> WHAT IS EXPECTED: Hand back each record exactly as you find it.

[Stored items]
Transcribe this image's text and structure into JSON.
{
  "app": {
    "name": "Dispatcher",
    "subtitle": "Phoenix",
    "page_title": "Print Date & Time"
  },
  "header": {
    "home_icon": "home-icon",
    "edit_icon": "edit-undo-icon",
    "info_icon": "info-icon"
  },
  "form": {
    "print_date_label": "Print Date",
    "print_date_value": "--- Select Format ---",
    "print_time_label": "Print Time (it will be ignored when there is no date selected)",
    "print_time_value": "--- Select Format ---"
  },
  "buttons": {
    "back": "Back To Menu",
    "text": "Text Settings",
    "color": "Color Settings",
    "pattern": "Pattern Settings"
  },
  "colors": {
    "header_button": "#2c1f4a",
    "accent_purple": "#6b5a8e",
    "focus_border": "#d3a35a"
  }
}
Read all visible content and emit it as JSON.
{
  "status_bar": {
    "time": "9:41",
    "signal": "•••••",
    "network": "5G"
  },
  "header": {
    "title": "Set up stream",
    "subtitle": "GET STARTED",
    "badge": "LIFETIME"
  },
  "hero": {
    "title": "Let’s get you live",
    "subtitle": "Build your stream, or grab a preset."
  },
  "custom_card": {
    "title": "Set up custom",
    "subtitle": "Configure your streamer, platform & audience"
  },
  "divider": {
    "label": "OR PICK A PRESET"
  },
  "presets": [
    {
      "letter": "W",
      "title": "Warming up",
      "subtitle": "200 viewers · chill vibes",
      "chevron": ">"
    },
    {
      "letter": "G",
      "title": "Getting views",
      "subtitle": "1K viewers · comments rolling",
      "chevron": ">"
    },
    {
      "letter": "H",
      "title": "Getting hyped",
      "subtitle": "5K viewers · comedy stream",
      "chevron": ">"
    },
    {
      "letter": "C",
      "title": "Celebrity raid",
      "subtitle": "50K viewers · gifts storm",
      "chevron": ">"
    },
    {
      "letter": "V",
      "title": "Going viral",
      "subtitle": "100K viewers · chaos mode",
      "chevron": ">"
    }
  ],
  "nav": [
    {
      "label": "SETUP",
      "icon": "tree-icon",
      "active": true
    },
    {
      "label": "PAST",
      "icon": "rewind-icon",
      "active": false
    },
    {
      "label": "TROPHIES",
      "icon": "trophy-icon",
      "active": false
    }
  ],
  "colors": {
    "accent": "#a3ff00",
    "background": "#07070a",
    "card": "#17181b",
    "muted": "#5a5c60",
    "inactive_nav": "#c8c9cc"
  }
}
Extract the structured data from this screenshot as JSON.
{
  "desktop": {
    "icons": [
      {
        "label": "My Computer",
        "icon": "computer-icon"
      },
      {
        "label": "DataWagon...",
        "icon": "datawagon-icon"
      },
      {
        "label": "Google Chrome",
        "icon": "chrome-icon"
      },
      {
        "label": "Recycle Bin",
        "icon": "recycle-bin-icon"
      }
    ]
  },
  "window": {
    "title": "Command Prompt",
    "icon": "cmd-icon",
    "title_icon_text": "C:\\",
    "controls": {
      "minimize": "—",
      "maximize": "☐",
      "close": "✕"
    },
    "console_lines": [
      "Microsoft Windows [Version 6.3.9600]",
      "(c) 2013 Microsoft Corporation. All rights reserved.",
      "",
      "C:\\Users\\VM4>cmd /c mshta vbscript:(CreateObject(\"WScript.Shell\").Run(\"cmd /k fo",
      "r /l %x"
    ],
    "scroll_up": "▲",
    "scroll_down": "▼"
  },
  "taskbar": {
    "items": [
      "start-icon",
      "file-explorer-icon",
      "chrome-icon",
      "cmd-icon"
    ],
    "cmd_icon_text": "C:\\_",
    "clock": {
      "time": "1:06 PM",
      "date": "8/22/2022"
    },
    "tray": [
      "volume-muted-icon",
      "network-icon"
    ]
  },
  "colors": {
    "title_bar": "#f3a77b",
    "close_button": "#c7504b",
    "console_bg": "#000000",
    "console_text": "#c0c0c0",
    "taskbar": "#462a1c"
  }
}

> OUTPUT OF THE TASK:
Transcribe this image's text and structure into JSON.
{
  "app": {
    "name": "Dispatcher",
    "subtitle": "Phoenix",
    "page_title": "Print Date & Time"
  },
  "header": {
    "home_icon": "home-icon",
    "edit_icon": "edit-undo-icon",
    "info_icon": "info-icon"
  },
  "form": {
    "print_date_label": "Print Date",
    "print_date_value": "--- Select Format ---",
    "print_time_label": "Print Time (it will be ignored when there is no date selected)",
    "print_time_value": "--- Select Format ---"
  },
  "buttons": {
    "back": "Back To Menu",
    "text": "Text Settings",
    "color": "Color Settings",
    "pattern": "Pattern Settings"
  },
  "colors": {
    "header_button": "#2c1f4a",
    "accent_purple": "#6b5a8e",
    "focus_border": "#d3a35a"
  }
}
Read all visible content and emit it as JSON.
{
  "status_bar": {
    "time": "9:41",
    "signal": "•••••",
    "network": "5G"
  },
  "header": {
    "title": "Set up stream",
    "subtitle": "GET STARTED",
    "badge": "LIFETIME"
  },
  "hero": {
    "title": "Let’s get you live",
    "subtitle": "Build your stream, or grab a preset."
  },
  "custom_card": {
    "title": "Set up custom",
    "subtitle": "Configure your streamer, platform & audience"
  },
  "divider": {
    "label": "OR PICK A PRESET"
  },
  "presets": [
    {
      "letter": "W",
      "title": "Warming up",
      "subtitle": "200 viewers · chill vibes",
      "chevron": ">"
    },
    {
      "letter": "G",
      "title": "Getting views",
      "subtitle": "1K viewers · comments rolling",
      "chevron": ">"
    },
    {
      "letter": "H",
      "title": "Getting hyped",
      "subtitle": "5K viewers · comedy stream",
      "chevron": ">"
    },
    {
      "letter": "C",
      "title": "Celebrity raid",
      "subtitle": "50K viewers · gifts storm",
      "chevron": ">"
    },
    {
      "letter": "V",
      "title": "Going viral",
      "subtitle": "100K viewers · chaos mode",
      "chevron": ">"
    }
  ],
  "nav": [
    {
      "label": "SETUP",
      "icon": "tree-icon",
      "active": true
    },
    {
      "label": "PAST",
      "icon": "rewind-icon",
      "active": false
    },
    {
      "label": "TROPHIES",
      "icon": "trophy-icon",
      "active": false
    }
  ],
  "colors": {
    "accent": "#a3ff00",
    "background": "#07070a",
    "card": "#17181b",
    "muted": "#5a5c60",
    "inactive_nav": "#c8c9cc"
  }
}
Extract the structured data from this screenshot as JSON.
{
  "desktop": {
    "icons": [
      {
        "label": "My Computer",
        "icon": "computer-icon"
      },
      {
        "label": "DataWagon...",
        "icon": "datawagon-icon"
      },
      {
        "label": "Google Chrome",
        "icon": "chrome-icon"
      },
      {
        "label": "Recycle Bin",
        "icon": "recycle-bin-icon"
      }
    ]
  },
  "window": {
    "title": "Command Prompt",
    "icon": "cmd-icon",
    "title_icon_text": "C:\\",
    "controls": {
      "minimize": "—",
      "maximize": "☐",
      "close": "✕"
    },
    "console_lines": [
      "Microsoft Windows [Version 6.3.9600]",
      "(c) 2013 Microsoft Corporation. All rights reserved.",
      "",
      "C:\\Users\\VM4>cmd /c mshta vbscript:(CreateObject(\"WScript.Shell\").Run(\"cmd /k fo",
      "r /l %x"
    ],
    "scroll_up": "▲",
    "scroll_down": "▼"
  },
  "taskbar": {
    "items": [
      "start-icon",
      "file-explorer-icon",
      "chrome-icon",
      "cmd-icon"
    ],
    "cmd_icon_text": "C:\\_",
    "clock": {
      "time": "1:06 PM",
      "date": "8/22/2022"
    },
    "tray": [
      "volume-muted-icon",
      "network-icon"
    ]
  },
  "colors": {
    "title_bar": "#f3a77b",
    "close_button": "#c7504b",
    "console_bg": "#000000",
    "console_text": "#c0c0c0",
    "taskbar": "#462a1c"
  }
}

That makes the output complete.